A word-for-word copy is required of the line containing "Give me the" and of each line after it in the material below, through the last one.
******************************
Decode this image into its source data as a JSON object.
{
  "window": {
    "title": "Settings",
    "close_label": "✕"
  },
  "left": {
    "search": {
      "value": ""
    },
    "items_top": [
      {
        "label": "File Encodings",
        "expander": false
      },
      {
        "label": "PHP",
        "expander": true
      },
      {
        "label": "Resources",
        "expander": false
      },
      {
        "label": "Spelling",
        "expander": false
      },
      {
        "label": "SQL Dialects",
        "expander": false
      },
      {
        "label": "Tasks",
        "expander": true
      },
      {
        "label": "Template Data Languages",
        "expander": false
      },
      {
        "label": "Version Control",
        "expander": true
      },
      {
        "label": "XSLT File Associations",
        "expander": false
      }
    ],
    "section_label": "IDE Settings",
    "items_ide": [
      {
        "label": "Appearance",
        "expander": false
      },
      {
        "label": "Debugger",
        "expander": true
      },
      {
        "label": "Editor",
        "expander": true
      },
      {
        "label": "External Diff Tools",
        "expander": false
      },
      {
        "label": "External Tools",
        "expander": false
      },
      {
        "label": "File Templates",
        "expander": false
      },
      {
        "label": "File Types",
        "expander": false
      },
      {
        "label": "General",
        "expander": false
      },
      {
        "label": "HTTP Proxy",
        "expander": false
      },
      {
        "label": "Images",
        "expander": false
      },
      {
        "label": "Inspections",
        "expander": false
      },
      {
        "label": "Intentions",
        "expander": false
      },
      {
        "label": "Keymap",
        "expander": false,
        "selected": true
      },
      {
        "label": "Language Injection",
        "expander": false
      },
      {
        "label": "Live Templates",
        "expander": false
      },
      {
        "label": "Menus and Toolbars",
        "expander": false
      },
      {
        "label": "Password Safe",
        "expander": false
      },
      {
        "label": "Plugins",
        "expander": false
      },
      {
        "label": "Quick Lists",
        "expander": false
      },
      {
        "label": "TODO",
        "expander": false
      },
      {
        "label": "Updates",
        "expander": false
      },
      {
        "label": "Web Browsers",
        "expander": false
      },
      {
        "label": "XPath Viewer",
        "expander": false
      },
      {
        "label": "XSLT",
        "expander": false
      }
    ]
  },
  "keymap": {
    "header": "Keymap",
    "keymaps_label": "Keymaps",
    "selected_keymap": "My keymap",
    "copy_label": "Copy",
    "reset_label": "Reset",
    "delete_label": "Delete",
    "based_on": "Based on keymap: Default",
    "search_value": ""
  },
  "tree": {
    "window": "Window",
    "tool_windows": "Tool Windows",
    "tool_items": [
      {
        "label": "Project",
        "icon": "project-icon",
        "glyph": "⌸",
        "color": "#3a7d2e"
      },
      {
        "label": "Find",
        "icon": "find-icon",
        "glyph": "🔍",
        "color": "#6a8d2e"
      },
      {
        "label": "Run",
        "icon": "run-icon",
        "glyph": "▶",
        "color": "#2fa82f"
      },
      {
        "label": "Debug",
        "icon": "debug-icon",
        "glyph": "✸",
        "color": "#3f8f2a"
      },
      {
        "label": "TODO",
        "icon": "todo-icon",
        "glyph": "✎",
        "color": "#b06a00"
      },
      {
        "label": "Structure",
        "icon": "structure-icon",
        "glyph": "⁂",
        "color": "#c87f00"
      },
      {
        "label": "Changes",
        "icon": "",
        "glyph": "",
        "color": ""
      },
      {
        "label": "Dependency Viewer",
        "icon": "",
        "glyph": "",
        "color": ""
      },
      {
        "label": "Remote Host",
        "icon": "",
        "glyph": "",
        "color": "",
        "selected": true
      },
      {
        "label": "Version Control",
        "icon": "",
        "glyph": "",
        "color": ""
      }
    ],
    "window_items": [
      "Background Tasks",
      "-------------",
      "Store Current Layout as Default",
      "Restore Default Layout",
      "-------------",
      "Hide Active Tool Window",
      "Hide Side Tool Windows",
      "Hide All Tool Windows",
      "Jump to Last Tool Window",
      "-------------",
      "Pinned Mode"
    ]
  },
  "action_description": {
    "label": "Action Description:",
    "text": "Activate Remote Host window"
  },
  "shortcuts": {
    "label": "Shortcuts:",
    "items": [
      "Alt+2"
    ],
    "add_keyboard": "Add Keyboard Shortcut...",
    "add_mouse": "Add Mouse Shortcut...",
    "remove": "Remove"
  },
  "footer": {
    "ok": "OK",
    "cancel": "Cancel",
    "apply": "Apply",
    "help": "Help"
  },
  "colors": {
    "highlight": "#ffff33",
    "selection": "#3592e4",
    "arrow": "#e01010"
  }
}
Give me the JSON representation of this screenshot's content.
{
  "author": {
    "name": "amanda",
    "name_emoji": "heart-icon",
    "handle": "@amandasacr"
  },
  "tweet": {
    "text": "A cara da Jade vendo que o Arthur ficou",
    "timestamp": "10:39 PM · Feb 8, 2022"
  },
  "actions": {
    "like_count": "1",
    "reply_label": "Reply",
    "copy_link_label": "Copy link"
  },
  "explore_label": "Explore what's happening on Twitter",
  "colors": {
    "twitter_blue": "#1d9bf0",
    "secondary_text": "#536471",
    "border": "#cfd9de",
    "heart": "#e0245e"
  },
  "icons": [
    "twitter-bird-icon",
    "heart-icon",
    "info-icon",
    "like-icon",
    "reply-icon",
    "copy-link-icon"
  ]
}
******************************
## Completed task
Give me the JSON representation of this screenshot's content.
{
  "author": {
    "name": "amanda",
    "name_emoji": "heart-icon",
    "handle": "@amandasacr"
  },
  "tweet": {
    "text": "A cara da Jade vendo que o Arthur ficou",
    "timestamp": "10:39 PM · Feb 8, 2022"
  },
  "actions": {
    "like_count": "1",
    "reply_label": "Reply",
    "copy_link_label": "Copy link"
  },
  "explore_label": "Explore what's happening on Twitter",
  "colors": {
    "twitter_blue": "#1d9bf0",
    "secondary_text": "#536471",
    "border": "#cfd9de",
    "heart": "#e0245e"
  },
  "icons": [
    "twitter-bird-icon",
    "heart-icon",
    "info-icon",
    "like-icon",
    "reply-icon",
    "copy-link-icon"
  ]
}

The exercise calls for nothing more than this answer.